Starting from a position of choice in manager-employee relationships

By Elisabeth Goodman, 17th May 2019

An article in the latest issue of Harvard Business Review has, as is often the case, triggered some lateral thinking on my part.  Borys Groysberg (2020) explores a case study of whether a manager should fight to keep a star employee who decides to leave the organisation without any apparent prior indication of wanting to do so.

There follows some very valid discussion, from the author and from two contributing experts, on the merits or otherwise of various remedial-style actions.

What are your options when an employee says they plan to leave your employment?

As the manager you can:

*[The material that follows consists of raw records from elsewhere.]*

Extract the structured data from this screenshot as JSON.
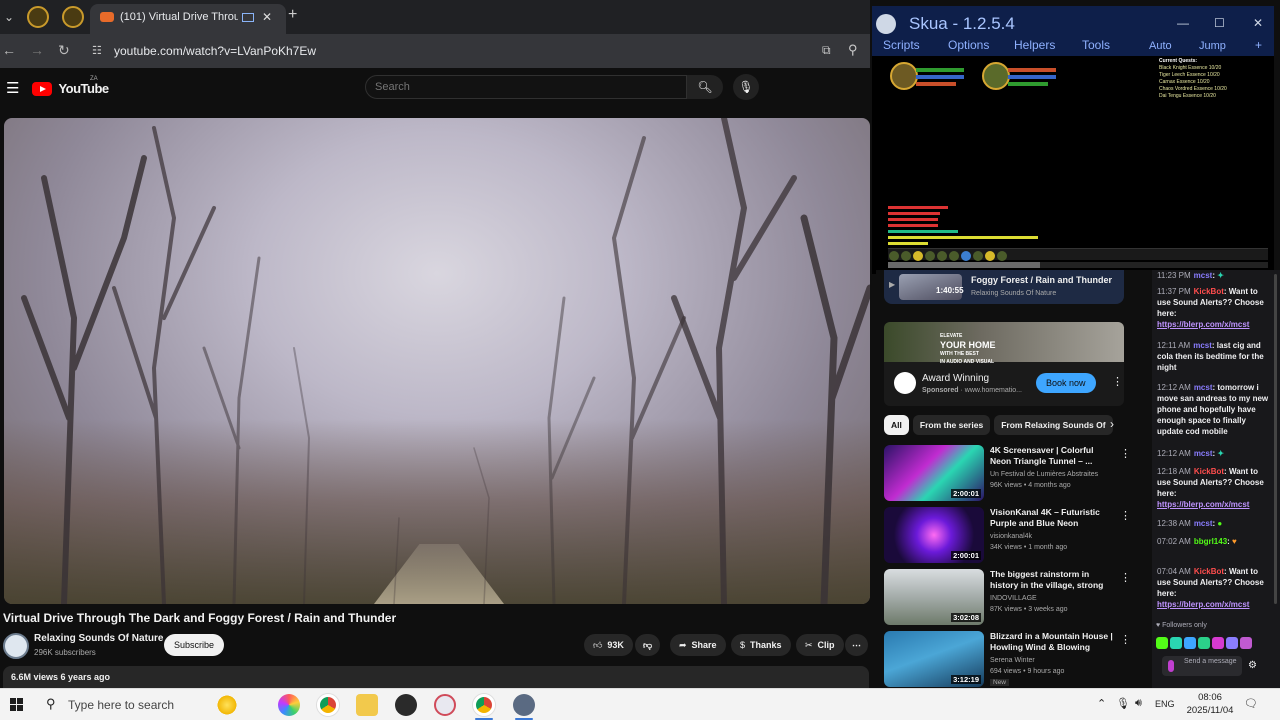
{
  "browser": {
    "active_tab_title": "(101) Virtual Drive Through",
    "url": "youtube.com/watch?v=LVanPoKh7Ew"
  },
  "youtube": {
    "logo_text": "YouTube",
    "country": "ZA",
    "search_placeholder": "Search",
    "video_title": "Virtual Drive Through The Dark and Foggy Forest / Rain and Thunder",
    "channel_name": "Relaxing Sounds Of Nature",
    "subscribers": "296K subscribers",
    "subscribe_label": "Subscribe",
    "actions": {
      "likes": "93K",
      "share": "Share",
      "thanks": "Thanks",
      "clip": "Clip"
    },
    "description_meta": "6.6M views  6 years ago"
  },
  "skua": {
    "title": "Skua - 1.2.5.4",
    "menu": [
      "Scripts",
      "Options",
      "Helpers",
      "Tools"
    ],
    "right_menu": [
      "Auto",
      "Jump"
    ],
    "quest_header": "Current Quests:",
    "quests": [
      "Black Knight Essence 10/20",
      "Tiger Leech Essence 10/20",
      "Carnax Essence 10/20",
      "Chaos Vordred Essence 10/20",
      "Dai Tengu Essence 10/20"
    ]
  },
  "sidebar": {
    "now_playing": {
      "title": "Foggy Forest / Rain and Thunder",
      "channel": "Relaxing Sounds Of Nature",
      "duration": "1:40:55"
    },
    "ad": {
      "banner_text_1": "ELEVATE",
      "banner_text_2": "YOUR HOME",
      "banner_text_3": "WITH THE BEST",
      "banner_text_4": "IN AUDIO AND VISUAL",
      "title": "Award Winning",
      "sponsored": "Sponsored",
      "domain": "www.homematio...",
      "button": "Book now"
    },
    "chips": [
      "All",
      "From the series",
      "From Relaxing Sounds Of"
    ],
    "recs": [
      {
        "title": "4K Screensaver | Colorful Neon Triangle Tunnel – ...",
        "channel": "Un Festival de Lumières Abstraites",
        "meta": "96K views • 4 months ago",
        "duration": "2:00:01",
        "new": ""
      },
      {
        "title": "VisionKanal 4K – Futuristic Purple and Blue Neon Triangle...",
        "channel": "visionkanal4k",
        "meta": "34K views • 1 month ago",
        "duration": "2:00:01",
        "new": ""
      },
      {
        "title": "The biggest rainstorm in history in the village, strong winds hit ...",
        "channel": "INDOVILLAGE",
        "meta": "87K views • 3 weeks ago",
        "duration": "3:02:08",
        "new": ""
      },
      {
        "title": "Blizzard in a Mountain House | Howling Wind & Blowing Snow...",
        "channel": "Serena Winter",
        "meta": "694 views • 9 hours ago",
        "duration": "3:12:19",
        "new": "New"
      }
    ]
  },
  "chat": {
    "messages": [
      {
        "ts": "11:23 PM",
        "user": "mcst",
        "text": "",
        "color": "#8a7dff"
      },
      {
        "ts": "11:37 PM",
        "user": "KickBot",
        "text": "Want to use Sound Alerts?? Choose here: ",
        "link": "https://blerp.com/x/mcst",
        "color": "#ff4d4d"
      },
      {
        "ts": "12:11 AM",
        "user": "mcst",
        "text": "last cig and cola then its bedtime for the night",
        "color": "#8a7dff"
      },
      {
        "ts": "12:12 AM",
        "user": "mcst",
        "text": "tomorrow i move san andreas to my new phone and hopefully have enough space to finally update cod mobile",
        "color": "#8a7dff"
      },
      {
        "ts": "12:12 AM",
        "user": "mcst",
        "text": "",
        "color": "#8a7dff"
      },
      {
        "ts": "12:18 AM",
        "user": "KickBot",
        "text": "Want to use Sound Alerts?? Choose here: ",
        "link": "https://blerp.com/x/mcst",
        "color": "#ff4d4d"
      },
      {
        "ts": "12:38 AM",
        "user": "mcst",
        "text": "",
        "color": "#8a7dff"
      },
      {
        "ts": "07:02 AM",
        "user": "bbgrl143",
        "text": "",
        "color": "#53fc18"
      },
      {
        "ts": "07:04 AM",
        "user": "KickBot",
        "text": "Want to use Sound Alerts?? Choose here: ",
        "link": "https://blerp.com/x/mcst",
        "color": "#ff4d4d"
      }
    ],
    "followers_only": "Followers only",
    "input_placeholder": "Send a message"
  },
  "taskbar": {
    "search_placeholder": "Type here to search",
    "language": "ENG",
    "time": "08:06",
    "date": "2025/11/04"
  },
  "colors": {
    "yt_red": "#ff0000",
    "skua_blue": "#0e1f4a",
    "kick_green": "#53fc18",
    "chat_bg": "#18181b"
  }
}
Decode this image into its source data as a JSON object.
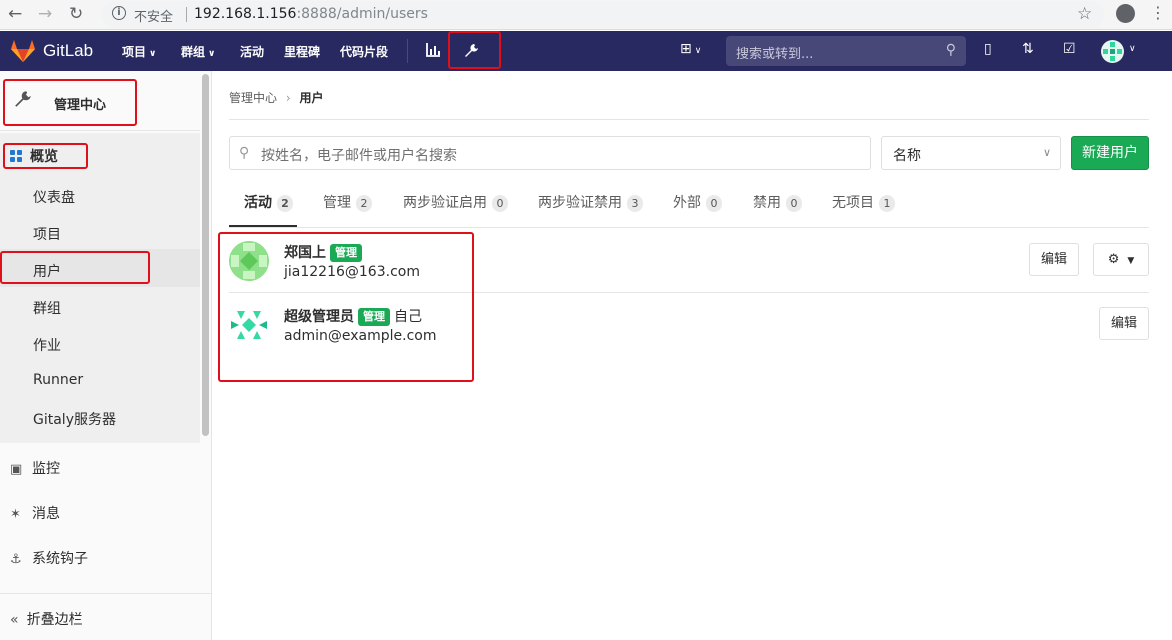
{
  "browser": {
    "back_icon": "arrow-left-icon",
    "forward_icon": "arrow-right-icon",
    "reload_icon": "reload-icon",
    "security_label": "不安全",
    "url_host": "192.168.1.156",
    "url_rest": ":8888/admin/users"
  },
  "header": {
    "brand": "GitLab",
    "nav": [
      {
        "label": "项目"
      },
      {
        "label": "群组"
      },
      {
        "label": "活动"
      },
      {
        "label": "里程碑"
      },
      {
        "label": "代码片段"
      }
    ],
    "search_placeholder": "搜索或转到..."
  },
  "sidebar": {
    "title": "管理中心",
    "overview": "概览",
    "sub_items": [
      {
        "label": "仪表盘"
      },
      {
        "label": "项目"
      },
      {
        "label": "用户"
      },
      {
        "label": "群组"
      },
      {
        "label": "作业"
      },
      {
        "label": "Runner"
      },
      {
        "label": "Gitaly服务器"
      }
    ],
    "items": [
      {
        "label": "监控"
      },
      {
        "label": "消息"
      },
      {
        "label": "系统钩子"
      }
    ],
    "collapse": "折叠边栏"
  },
  "breadcrumb": {
    "parent": "管理中心",
    "current": "用户"
  },
  "filter": {
    "search_placeholder": "按姓名，电子邮件或用户名搜索",
    "sort_value": "名称",
    "new_user": "新建用户"
  },
  "tabs": [
    {
      "label": "活动",
      "count": "2"
    },
    {
      "label": "管理",
      "count": "2"
    },
    {
      "label": "两步验证启用",
      "count": "0"
    },
    {
      "label": "两步验证禁用",
      "count": "3"
    },
    {
      "label": "外部",
      "count": "0"
    },
    {
      "label": "禁用",
      "count": "0"
    },
    {
      "label": "无项目",
      "count": "1"
    }
  ],
  "users": [
    {
      "name": "郑国上",
      "badge": "管理",
      "self": "",
      "email": "jia12216@163.com",
      "edit": "编辑"
    },
    {
      "name": "超级管理员",
      "badge": "管理",
      "self": "自己",
      "email": "admin@example.com",
      "edit": "编辑"
    }
  ],
  "colors": {
    "header": "#292961",
    "accent": "#1aaa55",
    "highlight": "#e0101a"
  }
}
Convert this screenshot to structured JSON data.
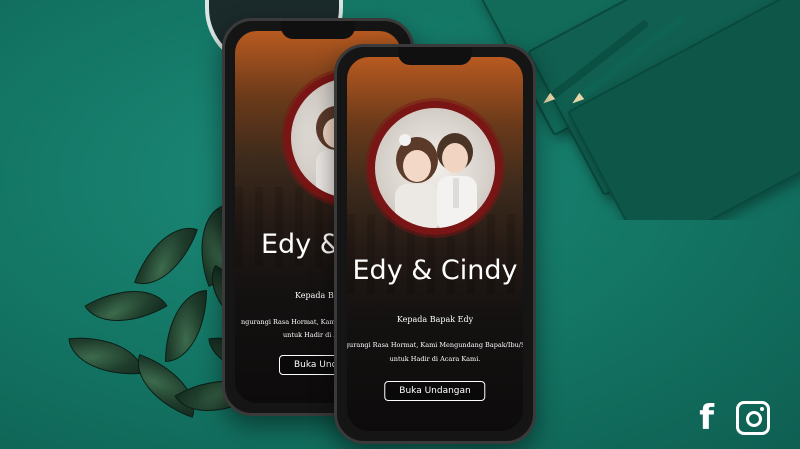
{
  "invitation": {
    "couple_names": "Edy & Cindy",
    "couple_names_cropped": "Edy & C",
    "greeting": "Kepada Bapak Edy",
    "message_line1": "ngurangi Rasa Hormat, Kami Mengundang Bapak/Ibu/Sa",
    "message_line1_cropped": "ngurangi Rasa Hormat, Kami Meng",
    "message_line2": "untuk Hadir di Acara Kami.",
    "message_line2_cropped": "untuk Hadir di Acar",
    "open_button_label": "Buka Undangan",
    "open_button_label_cropped": "Buka Undan"
  },
  "social": {
    "facebook_glyph": "f"
  },
  "icons": [
    "facebook-icon",
    "instagram-icon"
  ],
  "colors": {
    "background": "#137463",
    "frame_ring": "#7a1515",
    "text": "#ffffff"
  }
}
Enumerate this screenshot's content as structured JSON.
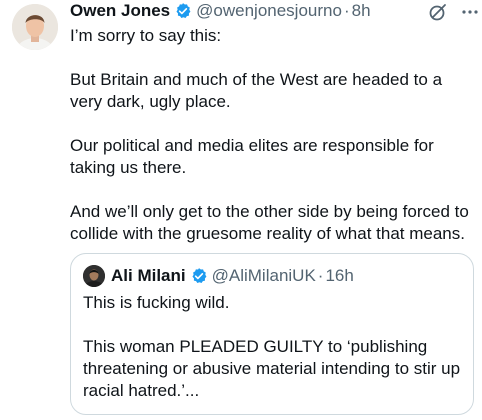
{
  "tweet": {
    "author_name": "Owen Jones",
    "handle": "@owenjonesjourno",
    "separator": "·",
    "time": "8h",
    "paragraphs": [
      "I’m sorry to say this:",
      "But Britain and much of the West are headed to a very dark, ugly place.",
      "Our political and media elites are responsible for taking us there.",
      "And we’ll only get to the other side by being forced to collide with the gruesome reality of what that means."
    ]
  },
  "quote": {
    "author_name": "Ali Milani",
    "handle": "@AliMilaniUK",
    "separator": "·",
    "time": "16h",
    "paragraphs": [
      "This is fucking wild.",
      "This woman PLEADED GUILTY to ‘publishing threatening or abusive material intending to stir up racial hatred.’..."
    ]
  },
  "colors": {
    "verified": "#1d9bf0",
    "secondary_text": "#536471",
    "border": "#cfd9de"
  },
  "icons": {
    "verified": "verified-badge-icon",
    "grok": "grok-icon",
    "more": "more-icon"
  }
}
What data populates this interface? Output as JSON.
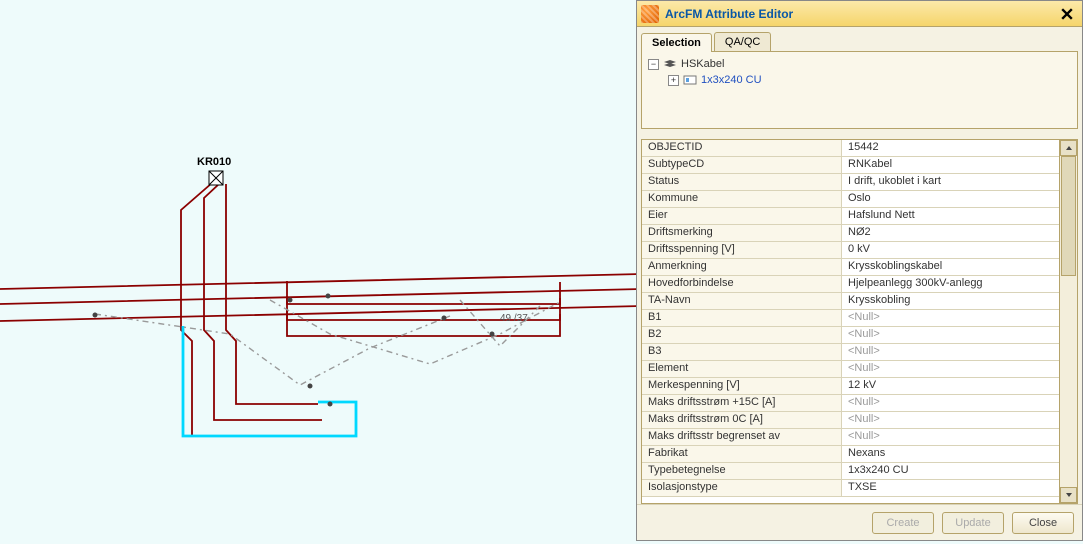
{
  "map": {
    "labels": {
      "kr010": "KR010",
      "ref": "49 /37"
    }
  },
  "panel": {
    "title": "ArcFM Attribute Editor",
    "tabs": [
      {
        "id": "selection",
        "label": "Selection",
        "active": true
      },
      {
        "id": "qaqc",
        "label": "QA/QC",
        "active": false
      }
    ],
    "tree": {
      "root": {
        "label": "HSKabel",
        "expanded": true
      },
      "child": {
        "label": "1x3x240 CU",
        "expanded": false
      }
    },
    "attributes": [
      {
        "key": "OBJECTID",
        "value": "15442"
      },
      {
        "key": "SubtypeCD",
        "value": "RNKabel"
      },
      {
        "key": "Status",
        "value": "I drift, ukoblet i kart"
      },
      {
        "key": "Kommune",
        "value": "Oslo"
      },
      {
        "key": "Eier",
        "value": "Hafslund Nett"
      },
      {
        "key": "Driftsmerking",
        "value": "NØ2"
      },
      {
        "key": "Driftsspenning [V]",
        "value": "0 kV"
      },
      {
        "key": "Anmerkning",
        "value": "Krysskoblingskabel"
      },
      {
        "key": "Hovedforbindelse",
        "value": "Hjelpeanlegg 300kV-anlegg"
      },
      {
        "key": "TA-Navn",
        "value": "Krysskobling"
      },
      {
        "key": "B1",
        "value": "<Null>",
        "null": true
      },
      {
        "key": "B2",
        "value": "<Null>",
        "null": true
      },
      {
        "key": "B3",
        "value": "<Null>",
        "null": true
      },
      {
        "key": "Element",
        "value": "<Null>",
        "null": true
      },
      {
        "key": "Merkespenning [V]",
        "value": "12 kV"
      },
      {
        "key": "Maks driftsstrøm +15C [A]",
        "value": "<Null>",
        "null": true
      },
      {
        "key": "Maks driftsstrøm 0C [A]",
        "value": "<Null>",
        "null": true
      },
      {
        "key": "Maks driftsstr begrenset av",
        "value": "<Null>",
        "null": true
      },
      {
        "key": "Fabrikat",
        "value": "Nexans"
      },
      {
        "key": "Typebetegnelse",
        "value": "1x3x240 CU"
      },
      {
        "key": "Isolasjonstype",
        "value": "TXSE"
      }
    ],
    "buttons": {
      "create": "Create",
      "update": "Update",
      "close": "Close"
    }
  }
}
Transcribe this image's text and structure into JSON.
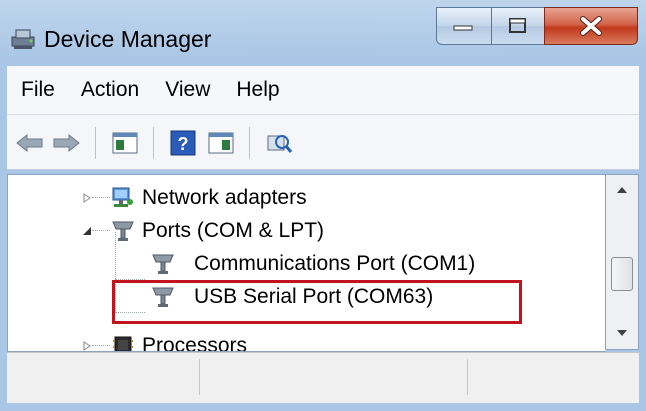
{
  "window": {
    "title": "Device Manager"
  },
  "menu": {
    "items": [
      "File",
      "Action",
      "View",
      "Help"
    ]
  },
  "toolbar": {
    "buttons": [
      "back-arrow-icon",
      "forward-arrow-icon",
      "show-hide-console-tree-icon",
      "help-icon",
      "action-pane-icon",
      "scan-hardware-icon"
    ]
  },
  "tree": {
    "items": [
      {
        "label": "Network adapters",
        "expanded": false,
        "icon": "network-adapter-icon"
      },
      {
        "label": "Ports (COM & LPT)",
        "expanded": true,
        "icon": "port-icon"
      },
      {
        "label": "Communications Port (COM1)",
        "icon": "port-icon"
      },
      {
        "label": "USB Serial Port (COM63)",
        "icon": "port-icon",
        "highlighted": true
      },
      {
        "label": "Processors",
        "expanded": false,
        "icon": "processor-icon"
      }
    ]
  },
  "colors": {
    "highlight_border": "#c0141f",
    "close_button": "#c2391c"
  }
}
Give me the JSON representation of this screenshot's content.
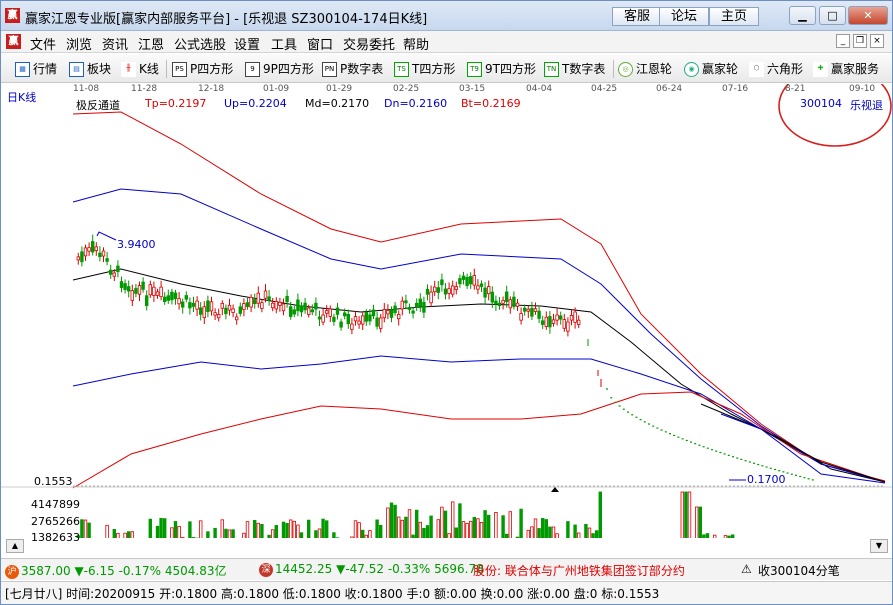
{
  "window": {
    "title": "赢家江恩专业版[赢家内部服务平台] - [乐视退  SZ300104-174日K线]",
    "top_buttons": [
      "客服",
      "论坛",
      "主页"
    ],
    "app_logo": "赢"
  },
  "menu": {
    "items": [
      "文件",
      "浏览",
      "资讯",
      "江恩",
      "公式选股",
      "设置",
      "工具",
      "窗口",
      "交易委托",
      "帮助"
    ]
  },
  "toolbar": {
    "items": [
      {
        "label": "行情",
        "icon": "grid-icon"
      },
      {
        "label": "板块",
        "icon": "blocks-icon"
      },
      {
        "label": "K线",
        "icon": "candles-icon"
      },
      {
        "label": "P四方形",
        "icon_text": "PS"
      },
      {
        "label": "9P四方形",
        "icon_text": "9"
      },
      {
        "label": "P数字表",
        "icon_text": "PN"
      },
      {
        "label": "T四方形",
        "icon_text": "TS"
      },
      {
        "label": "9T四方形",
        "icon_text": "T9"
      },
      {
        "label": "T数字表",
        "icon_text": "TN"
      },
      {
        "label": "江恩轮",
        "icon": "wheel-icon"
      },
      {
        "label": "赢家轮",
        "icon": "yingjia-wheel-icon"
      },
      {
        "label": "六角形",
        "icon": "hexagon-icon"
      },
      {
        "label": "赢家服务",
        "icon": "service-icon"
      }
    ]
  },
  "chart": {
    "period_label": "日K线",
    "dates": [
      "11-08",
      "11-28",
      "12-18",
      "01-09",
      "01-29",
      "02-25",
      "03-15",
      "04-04",
      "04-25",
      "06-24",
      "07-16",
      "8-21",
      "09-10"
    ],
    "indicator_name": "极反通道",
    "indicators": [
      {
        "label": "Tp=0.2197",
        "color": "#e00000"
      },
      {
        "label": "Up=0.2204",
        "color": "#0000cc"
      },
      {
        "label": "Md=0.2170",
        "color": "#000000"
      },
      {
        "label": "Dn=0.2160",
        "color": "#0000cc"
      },
      {
        "label": "Bt=0.2169",
        "color": "#e00000"
      }
    ],
    "stock_code": "300104",
    "stock_name": "乐视退",
    "high_label": "3.9400",
    "low_label": "0.1700",
    "price_axis_label": "0.1553",
    "volume_axis": [
      "4147899",
      "2765266",
      "1382633"
    ],
    "colors": {
      "up": "#e00000",
      "down": "#009900",
      "upper_band": "#e00000",
      "mid_band": "#0000cc",
      "center": "#000000",
      "annotation": "#d62020"
    }
  },
  "status": {
    "sh_index_badge": "沪",
    "sh_index": "3587.00",
    "sh_change": "▼-6.15",
    "sh_pct": "-0.17%",
    "sh_amount": "4504.83亿",
    "sz_index_badge": "深",
    "sz_index": "14452.25",
    "sz_change": "▼-47.52",
    "sz_pct": "-0.33%",
    "sz_amount": "5696.78",
    "news": "股份:  联合体与广州地铁集团签订部分约",
    "bell_text": "收300104分笔",
    "quote_line": "[七月廿八] 时间:20200915 开:0.1800 高:0.1800 低:0.1800 收:0.1800 手:0 额:0.00 换:0.00 涨:0.00 盘:0 标:0.1553"
  }
}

  • Make various forms of counter-offer to the employee
  • Find out why the employee is leaving and see if the reasons can be addressed in a way that would stop them doing so
  • Promote their colleague to stop them leaving as well, and to fill the gap even if they might not (yet) have the necessary skills
  • Give their colleague the incentive to work towards promotion by developing their skills to fill the gap
  • Put your own work to one side in order to fill the gap until someone else can be found to fill it

What the article also begins to explore is what preventative actions the manager could have taken which might have prevented the employee wanting to leave in the first place, or helped them to be better prepared for them wanting to do so.

What are your options to pre-empt an employee taking you by surprise with their career choices?

I believe that such preventative options could be even better positioned were managers and employees to adopt the mindset that:

  1. People work for a company by choice, just as a company chooses to recruit people for specific jobs
  2. The relationship between an individual and their manager is a collaborative one, which combines meeting the organisation’s requirements and supporting the individual in their personal development plans
  3. An individual may find that their personal development is best continued elsewhere
  4. A company’s requirements from an individual will also evolve over time
There are various tools that can support discussions between managers and employees about their respective expectations. Most important is to have the conversation itself. [Illustration based on various RiverRhee courses for managers.]

How to start from a position of choice in manager-eMployee relationships?

If we start from a position of choice in manager-employee relationships, then some good practices, which the HBR article does mention, could be re-cast as follows:

1. Have regular one-to-one discussions which are not only task-focused, but also reflect on how things are going in terms of :

  • The individual’s expectations for their personal development
  • The organisation’s requirements from the individual

2. Discuss succession planning:

  • How the individual’s career might evolve within the organisation in terms of potential gaps from other people leaving
  • What the individual could do to develop others who might fill their role if they move to other roles within or outside the organisation

3. Perhaps most importantly of all, regularly demonstrate, through positive feedback, how much you value the individual’s contribution to the company



Groysberg, B. (2020) Case Study: Should you Fight to Keep a Star? Harvard Business Review, May – June

About the author

Elisabeth Goodman is the Owner and Principal Consultant at RiverRhee Consulting., a consultancy that specialises in “creating exceptional managers and teams”, through courses, workshops and one-to-one coaching, and with a focus on the Life Sciences. RiverRhee is a member-to-member training provider for One Nucleus.

Elisabeth founded RiverRhee Consulting in 2009, and prior to that had 25+ years’ experience in the Pharmaceutical Industry in line management and internal training and consultancy roles supporting teams on a global basis.  She is developing her coaching practice, with a focus on helping individuals to develop management, interpersonal and communication skills, and to deal with change.

Elisabeth is accredited in Change Management, in Lean Sigma, in Belbin Team Roles, MBTI (Myers Briggs Type Indicator) and is an NLP (NeuroLinguistic Programming) Practitioner. She is a member of the APM (Association for Project Management) in which she was a founding member of the Enabling Change SIG.

Elisabeth is also a member of the ICF (International Coaching Federation) and is working towards her PG Certification in Business and Personal Coaching with Barefoot Coaching and the University of Chester.

Leave a Comment